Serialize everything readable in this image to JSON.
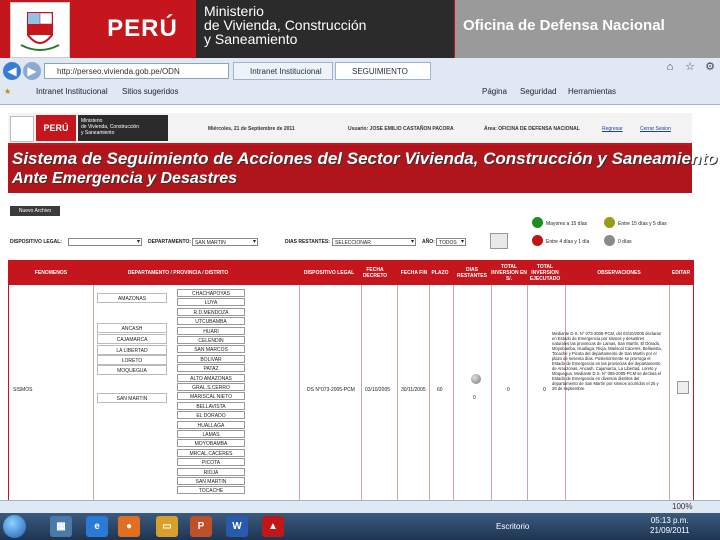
{
  "banner": {
    "country": "PERÚ",
    "ministry_lines": [
      "Ministerio",
      "de Vivienda, Construcción",
      "y Saneamiento"
    ],
    "office": "Oficina de Defensa Nacional"
  },
  "browser": {
    "address": "http://perseo.vivienda.gob.pe/ODN",
    "tabs": [
      "Intranet Institucional",
      "SEGUIMIENTO"
    ],
    "favorites": [
      "Intranet Institucional",
      "Sitios sugeridos"
    ],
    "menu": [
      "Página",
      "Seguridad",
      "Herramientas"
    ],
    "zoom": "100%"
  },
  "site": {
    "country": "PERÚ",
    "ministry_lines": [
      "Ministerio",
      "de Vivienda, Construcción",
      "y Saneamiento"
    ],
    "date": "Miércoles, 21 de Septiembre de 2011",
    "user": "Usuario: JOSE EMILIO CASTAÑON PACORA",
    "area": "Área: OFICINA DE DEFENSA NACIONAL",
    "link_back": "Regresar",
    "link_logout": "Cerrar Sesion",
    "title_line1": "Sistema de Seguimiento de Acciones del Sector Vivienda, Construcción y Saneamiento",
    "title_line2": "Ante Emergencia y Desastres",
    "new_button": "Nuevo Archivo",
    "legend": [
      {
        "label": "Mayores a 15 días",
        "color": "#1a8f1a"
      },
      {
        "label": "Entre 15 días y 5 días",
        "color": "#9a9a1a"
      },
      {
        "label": "Entre 4 días y 1 día",
        "color": "#c41111"
      },
      {
        "label": "0 días",
        "color": "#8a8a8a"
      }
    ],
    "filters": {
      "dispositivo_label": "DISPOSITIVO LEGAL:",
      "departamento_label": "DEPARTAMENTO:",
      "departamento_value": "SAN MARTIN",
      "dias_label": "DIAS RESTANTES:",
      "dias_value": "SELECCIONAR",
      "anio_label": "AÑO:",
      "anio_value": "TODOS"
    }
  },
  "table": {
    "headers": [
      "FENOMENOS",
      "DEPARTAMENTO / PROVINCIA / DISTRITO",
      "DISPOSITIVO LEGAL",
      "FECHA DECRETO",
      "FECHA FIN",
      "PLAZO",
      "DIAS RESTANTES",
      "TOTAL INVERSION EN S/.",
      "TOTAL INVERSION EJECUTADO",
      "OBSERVACIONES",
      "EDITAR"
    ],
    "fenomeno": "SISMOS",
    "dispositivo": "DS N°073-2005-PCM",
    "fecha_decreto": "03/10/2005",
    "fecha_fin": "30/11/2005",
    "plazo": "60",
    "dias_restantes": "0",
    "total_inversion": "0",
    "total_ejecutado": "0",
    "provinces": [
      {
        "name": "AMAZONAS"
      },
      {
        "name": "ANCASH"
      },
      {
        "name": "CAJAMARCA"
      },
      {
        "name": "LA LIBERTAD"
      },
      {
        "name": "LORETO"
      },
      {
        "name": "MOQUEGUA"
      },
      {
        "name": "SAN MARTIN"
      }
    ],
    "districts": [
      "CHACHAPOYAS",
      "LUYA",
      "R.D.MENDOZA",
      "UTCUBAMBA",
      "HUARI",
      "CELENDIN",
      "SAN MARCOS",
      "BOLIVAR",
      "PATAZ",
      "ALTO AMAZONAS",
      "GRAL.S.CERRO",
      "MARISCAL NIETO",
      "BELLAVISTA",
      "EL DORADO",
      "HUALLAGA",
      "LAMAS",
      "MOYOBAMBA",
      "MRCAL.CACERES",
      "PICOTA",
      "RIOJA",
      "SAN MARTIN",
      "TOCACHE"
    ],
    "observaciones": "Mediante D.S. N° 073-2005-PCM, del 03/10/2005 declaran en Estado de Emergencia por sismos y desastres naturales las provincias de Lamas, San Martín, El Dorado, Moyobamba, Huallaga, Rioja, Mariscal Cáceres, Bellavista, Tocache y Picota del departamento de San Martín por el plazo de sesenta días. Posteriormente se prorroga el Estado de Emergencia en las provincias del departamento de Amazonas, Ancash, Cajamarca, La Libertad, Loreto y Moquegua. Mediante D.S. N° 085-2005-PCM se declara el Estado de Emergencia en diversos distritos del departamento de San Martín por sismos ocurridos el 25 y 26 de septiembre."
  },
  "statusbar": {
    "zoom": "100%"
  },
  "taskbar": {
    "desktop": "Escritorio",
    "time": "05:13 p.m.",
    "date": "21/09/2011"
  }
}
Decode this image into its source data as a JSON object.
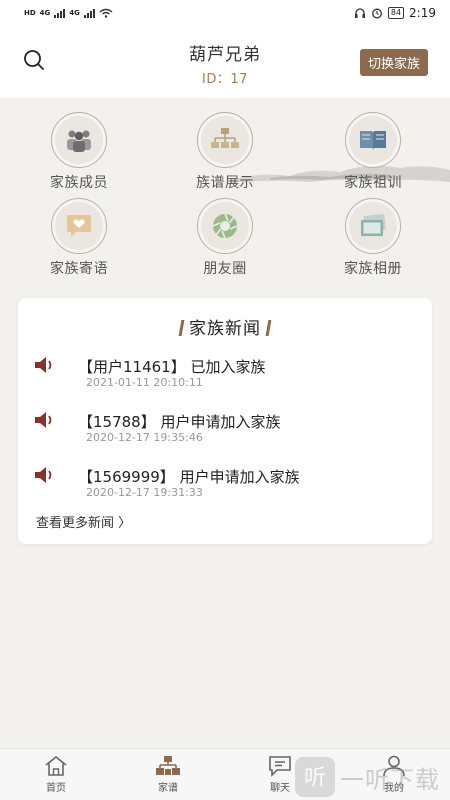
{
  "status_bar": {
    "left_indicators": [
      "HD",
      "4G",
      "4G"
    ],
    "battery": "84",
    "time": "2:19",
    "icons": [
      "headphones-icon",
      "alarm-icon",
      "battery-icon"
    ]
  },
  "header": {
    "title": "葫芦兄弟",
    "id_text": "ID：17",
    "switch_label": "切换家族",
    "search_icon": "search-icon"
  },
  "grid": [
    {
      "label": "家族成员",
      "icon": "people-icon"
    },
    {
      "label": "族谱展示",
      "icon": "tree-chart-icon"
    },
    {
      "label": "家族祖训",
      "icon": "book-icon"
    },
    {
      "label": "家族寄语",
      "icon": "heart-message-icon"
    },
    {
      "label": "朋友圈",
      "icon": "aperture-icon"
    },
    {
      "label": "家族相册",
      "icon": "album-icon"
    }
  ],
  "news": {
    "title": "家族新闻",
    "items": [
      {
        "text": "【用户11461】 已加入家族",
        "time": "2021-01-11 20:10:11"
      },
      {
        "text": "【15788】 用户申请加入家族",
        "time": "2020-12-17 19:35:46"
      },
      {
        "text": "【1569999】 用户申请加入家族",
        "time": "2020-12-17 19:31:33"
      }
    ],
    "more": "查看更多新闻 〉"
  },
  "bottom_nav": [
    {
      "label": "首页",
      "icon": "home-icon"
    },
    {
      "label": "家谱",
      "icon": "family-tree-icon"
    },
    {
      "label": "聊天",
      "icon": "chat-icon"
    },
    {
      "label": "我的",
      "icon": "user-icon"
    }
  ],
  "watermark": {
    "text": "一听下载",
    "logo": "听"
  },
  "colors": {
    "accent": "#8c6a4f",
    "id_color": "#a67c52",
    "background": "#f3f1ee",
    "speaker": "#8b2f2f"
  }
}
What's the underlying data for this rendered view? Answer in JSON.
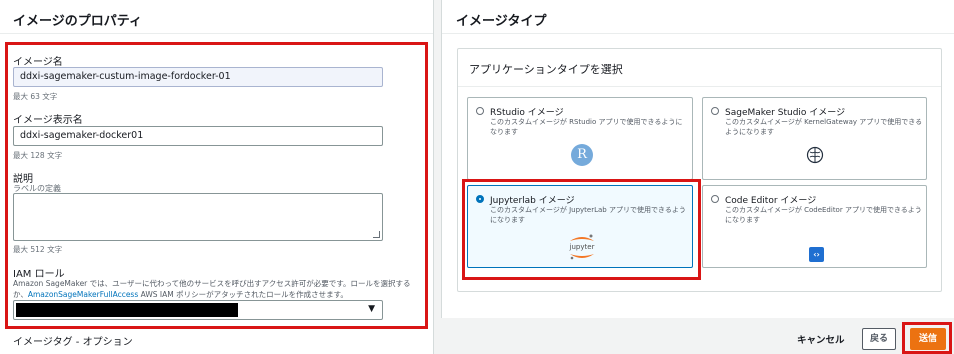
{
  "left": {
    "title": "イメージのプロパティ",
    "image_name": {
      "label": "イメージ名",
      "value": "ddxi-sagemaker-custum-image-fordocker-01",
      "hint": "最大 63 文字"
    },
    "display_name": {
      "label": "イメージ表示名",
      "value": "ddxi-sagemaker-docker01",
      "hint": "最大 128 文字"
    },
    "description": {
      "label": "説明",
      "sublabel": "ラベルの定義",
      "hint": "最大 512 文字"
    },
    "iam": {
      "label": "IAM ロール",
      "desc_1": "Amazon SageMaker では、ユーザーに代わって他のサービスを呼び出すアクセス許可が必要です。ロールを選択するか、",
      "link": "AmazonSageMakerFullAccess",
      "desc_2": " AWS IAM ポリシーがアタッチされたロールを作成させます。"
    },
    "tags_title": "イメージタグ - オプション"
  },
  "right": {
    "title": "イメージタイプ",
    "inner_title": "アプリケーションタイプを選択",
    "tiles": [
      {
        "title": "RStudio イメージ",
        "desc": "このカスタムイメージが RStudio アプリで使用できるようになります",
        "icon": "rstudio-icon",
        "selected": false
      },
      {
        "title": "SageMaker Studio イメージ",
        "desc": "このカスタムイメージが KernelGateway アプリで使用できるようになります",
        "icon": "sagemaker-brain-icon",
        "selected": false
      },
      {
        "title": "Jupyterlab イメージ",
        "desc": "このカスタムイメージが JupyterLab アプリで使用できるようになります",
        "icon": "jupyter-icon",
        "selected": true
      },
      {
        "title": "Code Editor イメージ",
        "desc": "このカスタムイメージが CodeEditor アプリで使用できるようになります",
        "icon": "code-editor-icon",
        "selected": false
      }
    ],
    "rstudio_glyph": "R",
    "jupyter_text": "jupyter"
  },
  "footer": {
    "cancel": "キャンセル",
    "back": "戻る",
    "submit": "送信"
  },
  "colors": {
    "highlight": "#d91515",
    "primary": "#ec7211",
    "selected_border": "#0073bb"
  }
}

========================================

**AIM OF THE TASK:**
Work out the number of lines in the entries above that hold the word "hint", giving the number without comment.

**RESULT OF THE TASK:**
3